Research news

How to identify entrepreneurs online

The entrepreneurs of the future can be identified. They have a high status among others, an extensive network and the ability to drive debates and needs which are not met by the existing solutions and products offered by businesses. This is the conclusion of new research on corporate online communities. The research is published in Academy of Management Journal.

While online communities have long been the subject of innovation research, Professor Lars Frederiksen from Aarhus University and two international colleagues have taken the issue one step further. The researchers have looked at what sorts of people not only generate good ideas, but go all the way and take entrepreneurial action.

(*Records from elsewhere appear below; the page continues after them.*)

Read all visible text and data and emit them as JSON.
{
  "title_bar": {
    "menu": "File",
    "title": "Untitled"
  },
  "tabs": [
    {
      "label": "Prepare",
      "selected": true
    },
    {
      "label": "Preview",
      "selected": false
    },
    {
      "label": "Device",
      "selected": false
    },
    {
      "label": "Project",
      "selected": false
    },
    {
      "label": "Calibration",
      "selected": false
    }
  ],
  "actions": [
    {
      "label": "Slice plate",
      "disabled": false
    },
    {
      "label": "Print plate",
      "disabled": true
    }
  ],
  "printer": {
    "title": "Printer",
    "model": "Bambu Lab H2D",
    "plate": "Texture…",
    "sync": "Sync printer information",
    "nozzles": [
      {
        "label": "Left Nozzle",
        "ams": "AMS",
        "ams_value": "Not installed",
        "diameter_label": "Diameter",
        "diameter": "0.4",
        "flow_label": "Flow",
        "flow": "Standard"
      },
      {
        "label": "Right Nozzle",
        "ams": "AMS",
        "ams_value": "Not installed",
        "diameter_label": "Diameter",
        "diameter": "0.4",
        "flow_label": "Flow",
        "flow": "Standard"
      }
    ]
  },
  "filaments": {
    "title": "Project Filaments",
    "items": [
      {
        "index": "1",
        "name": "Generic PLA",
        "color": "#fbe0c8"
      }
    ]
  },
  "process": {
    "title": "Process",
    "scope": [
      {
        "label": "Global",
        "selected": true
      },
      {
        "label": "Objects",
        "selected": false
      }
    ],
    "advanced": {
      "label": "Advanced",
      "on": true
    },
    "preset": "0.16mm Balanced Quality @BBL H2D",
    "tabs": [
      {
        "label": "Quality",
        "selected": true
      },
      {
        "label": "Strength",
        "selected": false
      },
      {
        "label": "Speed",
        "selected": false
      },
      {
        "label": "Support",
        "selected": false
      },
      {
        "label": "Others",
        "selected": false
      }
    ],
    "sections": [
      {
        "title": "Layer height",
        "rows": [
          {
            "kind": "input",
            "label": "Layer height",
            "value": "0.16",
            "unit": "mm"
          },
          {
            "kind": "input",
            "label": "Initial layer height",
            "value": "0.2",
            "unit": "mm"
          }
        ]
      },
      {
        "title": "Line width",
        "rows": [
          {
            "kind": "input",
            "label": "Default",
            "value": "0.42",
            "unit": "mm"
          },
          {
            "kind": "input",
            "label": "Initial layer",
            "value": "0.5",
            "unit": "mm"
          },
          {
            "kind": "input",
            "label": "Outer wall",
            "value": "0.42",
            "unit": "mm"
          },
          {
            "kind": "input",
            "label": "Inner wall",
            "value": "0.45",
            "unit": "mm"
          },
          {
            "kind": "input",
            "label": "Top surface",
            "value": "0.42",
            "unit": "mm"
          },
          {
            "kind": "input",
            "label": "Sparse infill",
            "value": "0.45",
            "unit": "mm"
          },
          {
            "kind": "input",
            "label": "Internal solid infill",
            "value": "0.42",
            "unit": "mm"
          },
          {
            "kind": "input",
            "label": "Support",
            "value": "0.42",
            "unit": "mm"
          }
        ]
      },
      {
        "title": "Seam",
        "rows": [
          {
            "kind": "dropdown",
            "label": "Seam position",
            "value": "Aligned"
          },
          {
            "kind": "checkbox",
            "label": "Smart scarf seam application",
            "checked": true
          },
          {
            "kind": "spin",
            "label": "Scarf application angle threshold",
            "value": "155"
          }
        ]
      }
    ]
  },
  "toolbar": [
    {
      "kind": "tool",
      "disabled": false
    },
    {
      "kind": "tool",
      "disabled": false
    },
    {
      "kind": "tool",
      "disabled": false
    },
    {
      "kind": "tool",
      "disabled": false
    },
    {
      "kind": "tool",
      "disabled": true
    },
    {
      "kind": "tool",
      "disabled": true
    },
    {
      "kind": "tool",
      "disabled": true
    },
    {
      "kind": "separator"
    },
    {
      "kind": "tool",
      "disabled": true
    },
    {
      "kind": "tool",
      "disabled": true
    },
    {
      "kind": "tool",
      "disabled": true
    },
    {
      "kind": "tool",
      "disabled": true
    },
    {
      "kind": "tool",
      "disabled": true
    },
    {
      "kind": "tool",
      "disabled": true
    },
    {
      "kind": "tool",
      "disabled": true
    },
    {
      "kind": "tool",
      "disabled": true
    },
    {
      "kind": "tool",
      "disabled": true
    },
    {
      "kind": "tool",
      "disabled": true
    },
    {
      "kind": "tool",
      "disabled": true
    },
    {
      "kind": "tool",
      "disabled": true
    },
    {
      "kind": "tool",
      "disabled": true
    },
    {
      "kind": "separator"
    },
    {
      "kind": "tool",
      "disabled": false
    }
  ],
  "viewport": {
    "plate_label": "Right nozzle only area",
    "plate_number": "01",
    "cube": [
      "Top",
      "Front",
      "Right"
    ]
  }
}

- Entrepreneurs have a special ability to observe, for example how other people solve a problem or overcome inexpediencies, perhaps an anomaly. They then evaluate a possible solution to the problem and assess whether they themselves or others may be able to manufacture a product or turn the solution into a business opportunity. Via their community, the entrepreneurs try to assess possible solutions and actual demand for a product or service, says Lars Frederiksen.

The findings, which have just been published in one of the world's leading management journals, Academy of Management Journal, identify the mechanisms which drive the evaluation of entrepreneurial opportunities and entrepreneurial action in the form of the start-up of a business.

Building an ecosystem around core product
Lars Frederiksen and his two co-authors have analysed data from an online community established by the Swedish music software company Propellerhead in 2011 to provide users with a forum for communicating, solving problems and developing new ideas.

- The new businesses sell products which usually build on Propellerhead's products. They create new applications and potentially increase demand for Propellerhead's own products. And so the new businesses contribute positively to boosting the network effects for the existing supply of products, he explains.

Businesses can no longer do it alone
Lars Frederiksen generally believes that developments within the social media and networking and sharing sites are making it difficult for businesses to remain sole developers of their products. Today, people develop their own solutions, take out patents and start up businesses when the opportunity arises.

- Rather than working against this trend, businesses can get much more out of inviting innovators and entrepreneurs to engage in discussions and joint development within the framework of new types of organisations such as online communities. In this way, they share the innovation burden. If a business chooses to ignore the potential offered by these platforms, potential stakeholders may simply set up other fora offering the business even less insight and access, says Lars Frederiksen.

About the study

  • Professor Lars Frederiksen and his two co-authors have analysed data from an online user community launched by the Swedish software company Propellerhead in 2011.
  • The researchers have studied four main questions: 1) who starts new discussions in the online community, 2) what is the status of people in the group and how much attention do they get, 3) how many communities are they part of, i.e. their relations and networks, and 4) how much do they explore/monitor technological developments.
  • Moreover, the research is based on responses from 280 members of Propellerhead's online community who have completed a questionnaire as well as 42 interviews with Propellerhead employees and users of their online community.


For further information

Lars Frederiksen, Professor with special responsibilities in Innovation Management
Department of Business Administration
Aarhus University, School of Business and Social Sciences
M: +45 5360 8842